March 7, 2018 - The European Commission said it still hopes that U.S. President Donald Trump won’t follow through with his plan for imposing punitive import tariffs, as the spat over trade protectionism adds further strain to the trans-Atlantic alliance.
“We hope that eventually this initiative from the U.S. side will not be followed through,” European Commission Vice President Valdis Dombrovskis said in a Bloomberg Television interview ahead of a meeting of the European Union’s executive arm to discuss a response to the U.S. plans. “But it’s also clear that the EU is going to react if these one-sided tariffs are going to be imposed by the U.S.”

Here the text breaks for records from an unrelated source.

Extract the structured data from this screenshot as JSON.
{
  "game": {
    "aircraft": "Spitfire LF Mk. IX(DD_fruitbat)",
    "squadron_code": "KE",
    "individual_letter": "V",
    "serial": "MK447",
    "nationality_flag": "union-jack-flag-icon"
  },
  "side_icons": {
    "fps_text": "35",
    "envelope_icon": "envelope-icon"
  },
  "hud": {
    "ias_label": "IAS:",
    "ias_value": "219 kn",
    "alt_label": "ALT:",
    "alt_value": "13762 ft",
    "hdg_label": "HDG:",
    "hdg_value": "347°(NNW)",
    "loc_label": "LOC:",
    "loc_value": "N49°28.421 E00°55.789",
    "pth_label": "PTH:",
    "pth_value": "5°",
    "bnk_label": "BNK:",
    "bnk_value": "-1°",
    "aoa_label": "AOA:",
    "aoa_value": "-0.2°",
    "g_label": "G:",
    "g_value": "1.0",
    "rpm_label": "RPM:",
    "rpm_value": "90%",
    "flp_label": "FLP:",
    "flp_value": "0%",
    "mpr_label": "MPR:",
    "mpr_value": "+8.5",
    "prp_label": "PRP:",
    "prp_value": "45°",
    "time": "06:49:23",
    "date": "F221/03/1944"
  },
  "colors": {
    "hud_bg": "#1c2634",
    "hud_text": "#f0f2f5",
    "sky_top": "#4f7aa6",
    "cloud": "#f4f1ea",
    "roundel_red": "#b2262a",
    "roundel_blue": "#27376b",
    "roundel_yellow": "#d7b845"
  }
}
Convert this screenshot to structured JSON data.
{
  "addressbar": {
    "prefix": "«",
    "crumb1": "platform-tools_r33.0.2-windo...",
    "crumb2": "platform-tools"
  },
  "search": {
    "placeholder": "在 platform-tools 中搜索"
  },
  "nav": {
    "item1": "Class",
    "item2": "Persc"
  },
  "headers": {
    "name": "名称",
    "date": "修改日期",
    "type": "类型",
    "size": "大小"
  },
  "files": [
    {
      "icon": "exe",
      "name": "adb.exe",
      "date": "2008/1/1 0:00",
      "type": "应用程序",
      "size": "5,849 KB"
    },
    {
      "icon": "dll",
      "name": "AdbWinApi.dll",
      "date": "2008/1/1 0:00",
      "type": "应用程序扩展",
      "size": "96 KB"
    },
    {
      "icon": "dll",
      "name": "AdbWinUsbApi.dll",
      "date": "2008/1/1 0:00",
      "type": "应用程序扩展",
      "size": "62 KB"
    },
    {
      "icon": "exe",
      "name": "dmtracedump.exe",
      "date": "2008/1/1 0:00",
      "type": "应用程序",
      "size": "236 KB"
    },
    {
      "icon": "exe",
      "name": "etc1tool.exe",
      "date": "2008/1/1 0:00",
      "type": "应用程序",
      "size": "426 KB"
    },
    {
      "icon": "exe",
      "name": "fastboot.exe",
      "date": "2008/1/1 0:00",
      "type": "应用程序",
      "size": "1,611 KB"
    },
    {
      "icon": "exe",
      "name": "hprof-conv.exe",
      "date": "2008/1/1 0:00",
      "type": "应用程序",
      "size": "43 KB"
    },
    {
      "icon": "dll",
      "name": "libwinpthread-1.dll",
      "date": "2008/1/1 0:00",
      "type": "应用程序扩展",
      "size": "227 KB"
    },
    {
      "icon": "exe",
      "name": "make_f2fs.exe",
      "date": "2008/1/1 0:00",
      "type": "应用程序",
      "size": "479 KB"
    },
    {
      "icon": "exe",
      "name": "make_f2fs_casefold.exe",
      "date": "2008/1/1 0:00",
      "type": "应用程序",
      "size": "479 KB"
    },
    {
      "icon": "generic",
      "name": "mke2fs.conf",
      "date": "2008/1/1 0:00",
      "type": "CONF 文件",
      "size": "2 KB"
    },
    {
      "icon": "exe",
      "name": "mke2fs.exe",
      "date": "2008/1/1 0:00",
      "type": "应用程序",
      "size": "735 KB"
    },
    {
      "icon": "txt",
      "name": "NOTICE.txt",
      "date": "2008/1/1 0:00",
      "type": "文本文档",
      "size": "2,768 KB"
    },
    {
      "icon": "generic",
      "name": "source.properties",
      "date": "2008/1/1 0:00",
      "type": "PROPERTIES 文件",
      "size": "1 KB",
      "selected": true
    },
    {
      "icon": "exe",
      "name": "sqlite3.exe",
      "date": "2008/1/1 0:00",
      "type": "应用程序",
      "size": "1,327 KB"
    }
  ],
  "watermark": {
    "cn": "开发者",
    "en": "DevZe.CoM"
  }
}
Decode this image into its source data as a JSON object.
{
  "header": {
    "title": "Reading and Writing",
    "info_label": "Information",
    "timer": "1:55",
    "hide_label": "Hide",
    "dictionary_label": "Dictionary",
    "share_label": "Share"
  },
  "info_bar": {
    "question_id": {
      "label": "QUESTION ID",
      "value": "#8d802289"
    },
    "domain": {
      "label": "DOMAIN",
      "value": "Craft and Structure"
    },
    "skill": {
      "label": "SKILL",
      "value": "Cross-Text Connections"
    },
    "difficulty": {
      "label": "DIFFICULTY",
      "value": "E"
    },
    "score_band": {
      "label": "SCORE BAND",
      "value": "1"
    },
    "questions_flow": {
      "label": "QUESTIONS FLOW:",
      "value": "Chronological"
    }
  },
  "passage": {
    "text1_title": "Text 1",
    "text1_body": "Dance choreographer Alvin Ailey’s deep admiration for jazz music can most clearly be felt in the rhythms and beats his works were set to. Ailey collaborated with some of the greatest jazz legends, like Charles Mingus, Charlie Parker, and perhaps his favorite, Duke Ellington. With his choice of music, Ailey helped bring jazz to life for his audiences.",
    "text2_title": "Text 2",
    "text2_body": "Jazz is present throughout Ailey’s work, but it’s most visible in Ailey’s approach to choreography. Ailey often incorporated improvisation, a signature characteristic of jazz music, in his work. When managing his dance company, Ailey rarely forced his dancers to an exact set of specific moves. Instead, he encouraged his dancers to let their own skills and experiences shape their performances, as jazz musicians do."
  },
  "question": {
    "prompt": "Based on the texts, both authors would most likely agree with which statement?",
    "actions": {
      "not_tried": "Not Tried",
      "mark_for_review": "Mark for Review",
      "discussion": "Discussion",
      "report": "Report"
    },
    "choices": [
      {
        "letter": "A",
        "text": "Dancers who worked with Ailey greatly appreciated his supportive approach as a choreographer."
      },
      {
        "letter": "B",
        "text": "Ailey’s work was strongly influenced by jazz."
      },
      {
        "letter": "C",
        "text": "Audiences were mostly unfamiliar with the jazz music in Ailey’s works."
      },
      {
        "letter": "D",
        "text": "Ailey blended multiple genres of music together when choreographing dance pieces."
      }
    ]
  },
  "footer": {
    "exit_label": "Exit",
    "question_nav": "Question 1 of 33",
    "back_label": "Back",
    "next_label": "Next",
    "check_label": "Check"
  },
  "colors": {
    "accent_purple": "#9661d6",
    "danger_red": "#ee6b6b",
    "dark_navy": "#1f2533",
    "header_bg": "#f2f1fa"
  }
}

The Commission says Trump’s tariffs would upend the rules which have underpinned global commerce since the end of World War II. The latest clash follows a series of of disputes over topics, including action against climate change and Middle East policy, that have tested the ties between the major western powers.
Trump has signaled he may escalate further by imposing tariffs on imports of European cars, while accusing the EU—the world’s largest trading bloc—of making it “impossible” for American auto manufacturers to sell their products to the continent. A meeting with Sweden’s Prime Minister Stefan Lofven on Tuesday failed to ease the tension.
The EU says its retaliation to Trump’s tariffs will be in line with World Trade Organization regulations. The bloc is preparing to unveil a plan for punitive retaliatory levies later on Wednesday, while insisting that it remains a champion of rules-based free trade.
The plans include a 25 percent tit-for-tat levy on dozens of U.S. products, ranging from steel ladders and frying pans to motorcycles, peanut butter and manicure solutions. Targeting 2.8 billion euros ($3.5 billion) of iconic American goods produced in key Republican constituencies, the EU hopes to raise pressure on Trump to ditch his steel and aluminum tariff plans.
“We are assessing what are the options of our action,” Dombrovskis said. “We will react in a firm and proportionate way within WTO rules.”